Writer/Director: Juzo Itami
ラーメン (ramen: noodles)
If you're me, you have survived on the magic of instant ramen noodles. If you are someone else, you may have at one point or another eaten ramen for several weeks because it was ridiculously cheap. You may have secretly loved it, since it was so basic and consistent. It might not have been gourmet food, but you really liked it for the first week- or at least a couple of days.
Unfortunately, a lot of stigma has been attached to ramen. It's the prototypical starving college student staple. Po' folks buy it by the case, and it never goes bad, which lowers it into a class with Twinkies and Spam.
The film Tampopo implies that in Japan, noodle shops are as ubiquitous as hamburgers in the United States. The noodles that they serve are called ramen, because ramen is simply a word for noodles. In Tampopo, fresh noodles are dropped into boiling water, then spooned into a bowl with soup stock, various vegetables and a little bit of meat. Imagine a deli for soup, where the cook assembles it in front of you, to order.
However, Tampopo is not really about noodles or even the noodle shop and the characters who find themselves connected (or not connected) to it. Tampopo is about the human relationship with food and its preparation. The movie has many storylines, which sometimes connect by a bare thread and sometimes happen completely independently.
Tampopo touches the whole range of human emotions. Laughter, anger, love, grief, lust, and - of course - hunger all wink at you from behind thin slices of pork and spring onions. If your mother passed away while cooking her final meal, would you eat it while it was still hot, or would you mourn her and let that meal go to waste? How gentle do you have to be to pass an unbroken egg yolk from your mouth to your lover's mouth - and how many times could you pass it back and forth with delicate kisses? Can you take pride in preparing simple food that makes people happy?
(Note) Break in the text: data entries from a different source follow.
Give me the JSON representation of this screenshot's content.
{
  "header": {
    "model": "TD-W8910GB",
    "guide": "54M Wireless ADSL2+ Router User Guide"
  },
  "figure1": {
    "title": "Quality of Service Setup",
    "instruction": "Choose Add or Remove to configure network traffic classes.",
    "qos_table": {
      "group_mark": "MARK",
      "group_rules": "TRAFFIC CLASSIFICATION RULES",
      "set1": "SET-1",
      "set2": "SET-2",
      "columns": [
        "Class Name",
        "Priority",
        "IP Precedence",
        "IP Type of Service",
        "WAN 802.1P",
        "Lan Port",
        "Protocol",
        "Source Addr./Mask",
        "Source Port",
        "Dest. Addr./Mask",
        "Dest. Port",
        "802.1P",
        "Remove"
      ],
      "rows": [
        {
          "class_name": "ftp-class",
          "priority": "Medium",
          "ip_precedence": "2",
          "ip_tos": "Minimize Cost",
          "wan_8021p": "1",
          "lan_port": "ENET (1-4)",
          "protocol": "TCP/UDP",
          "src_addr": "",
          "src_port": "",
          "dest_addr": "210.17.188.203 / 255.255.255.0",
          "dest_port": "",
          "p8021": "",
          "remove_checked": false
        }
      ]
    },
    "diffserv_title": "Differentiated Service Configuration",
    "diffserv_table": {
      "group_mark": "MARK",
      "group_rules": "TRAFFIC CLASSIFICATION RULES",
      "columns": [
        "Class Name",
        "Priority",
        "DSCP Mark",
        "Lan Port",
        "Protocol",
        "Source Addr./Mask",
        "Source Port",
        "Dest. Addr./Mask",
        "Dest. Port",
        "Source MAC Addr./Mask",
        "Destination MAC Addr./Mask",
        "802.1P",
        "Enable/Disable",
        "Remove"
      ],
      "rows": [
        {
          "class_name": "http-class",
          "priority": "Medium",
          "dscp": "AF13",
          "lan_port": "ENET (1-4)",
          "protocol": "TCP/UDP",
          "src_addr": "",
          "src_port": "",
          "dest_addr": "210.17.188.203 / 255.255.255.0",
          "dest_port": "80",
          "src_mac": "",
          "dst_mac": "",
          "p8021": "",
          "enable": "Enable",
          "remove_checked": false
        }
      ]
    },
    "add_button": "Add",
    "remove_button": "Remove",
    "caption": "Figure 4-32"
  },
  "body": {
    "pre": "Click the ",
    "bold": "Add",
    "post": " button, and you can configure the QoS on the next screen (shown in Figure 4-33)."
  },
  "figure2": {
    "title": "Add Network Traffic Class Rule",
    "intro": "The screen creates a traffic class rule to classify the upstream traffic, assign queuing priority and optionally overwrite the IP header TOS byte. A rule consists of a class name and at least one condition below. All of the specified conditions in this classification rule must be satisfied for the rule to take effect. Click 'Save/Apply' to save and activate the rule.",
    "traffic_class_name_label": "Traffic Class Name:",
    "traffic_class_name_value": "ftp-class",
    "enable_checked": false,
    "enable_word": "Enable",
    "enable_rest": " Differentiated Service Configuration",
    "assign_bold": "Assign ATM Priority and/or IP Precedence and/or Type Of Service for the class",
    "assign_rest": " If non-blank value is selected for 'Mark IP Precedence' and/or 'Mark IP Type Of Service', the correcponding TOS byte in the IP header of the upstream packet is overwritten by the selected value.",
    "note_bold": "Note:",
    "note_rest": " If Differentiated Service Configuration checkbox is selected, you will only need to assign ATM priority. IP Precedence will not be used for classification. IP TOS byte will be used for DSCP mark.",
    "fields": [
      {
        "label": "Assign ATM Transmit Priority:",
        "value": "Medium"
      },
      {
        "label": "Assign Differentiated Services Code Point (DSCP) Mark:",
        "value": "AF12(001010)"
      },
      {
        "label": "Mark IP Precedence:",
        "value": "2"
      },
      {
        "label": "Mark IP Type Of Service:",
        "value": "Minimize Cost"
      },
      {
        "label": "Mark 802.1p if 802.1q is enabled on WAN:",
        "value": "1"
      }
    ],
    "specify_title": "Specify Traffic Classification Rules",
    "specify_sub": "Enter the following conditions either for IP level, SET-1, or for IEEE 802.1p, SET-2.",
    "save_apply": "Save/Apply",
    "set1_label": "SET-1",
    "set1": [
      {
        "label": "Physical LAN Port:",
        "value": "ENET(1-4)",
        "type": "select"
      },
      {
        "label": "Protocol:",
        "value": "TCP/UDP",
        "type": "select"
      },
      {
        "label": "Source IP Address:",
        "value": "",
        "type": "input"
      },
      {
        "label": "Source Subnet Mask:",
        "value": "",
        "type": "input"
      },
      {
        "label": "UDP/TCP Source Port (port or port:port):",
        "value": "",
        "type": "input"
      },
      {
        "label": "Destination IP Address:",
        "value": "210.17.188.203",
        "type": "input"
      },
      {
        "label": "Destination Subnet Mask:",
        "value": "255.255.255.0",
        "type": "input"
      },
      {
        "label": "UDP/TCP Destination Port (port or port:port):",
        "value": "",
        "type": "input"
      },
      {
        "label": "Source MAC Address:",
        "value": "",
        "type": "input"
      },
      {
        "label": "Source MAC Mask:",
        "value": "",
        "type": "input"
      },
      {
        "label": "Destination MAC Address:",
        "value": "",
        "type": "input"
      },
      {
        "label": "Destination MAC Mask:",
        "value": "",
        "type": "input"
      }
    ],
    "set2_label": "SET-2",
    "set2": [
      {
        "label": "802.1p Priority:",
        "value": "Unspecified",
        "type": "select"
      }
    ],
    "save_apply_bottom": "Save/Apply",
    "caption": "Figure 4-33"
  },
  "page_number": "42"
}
Okay, not every question asked by the movie is life-changing, but there is a lot of hidden depth, even in the broadly comic portions of the movie.
Noodles noodles? Delicious!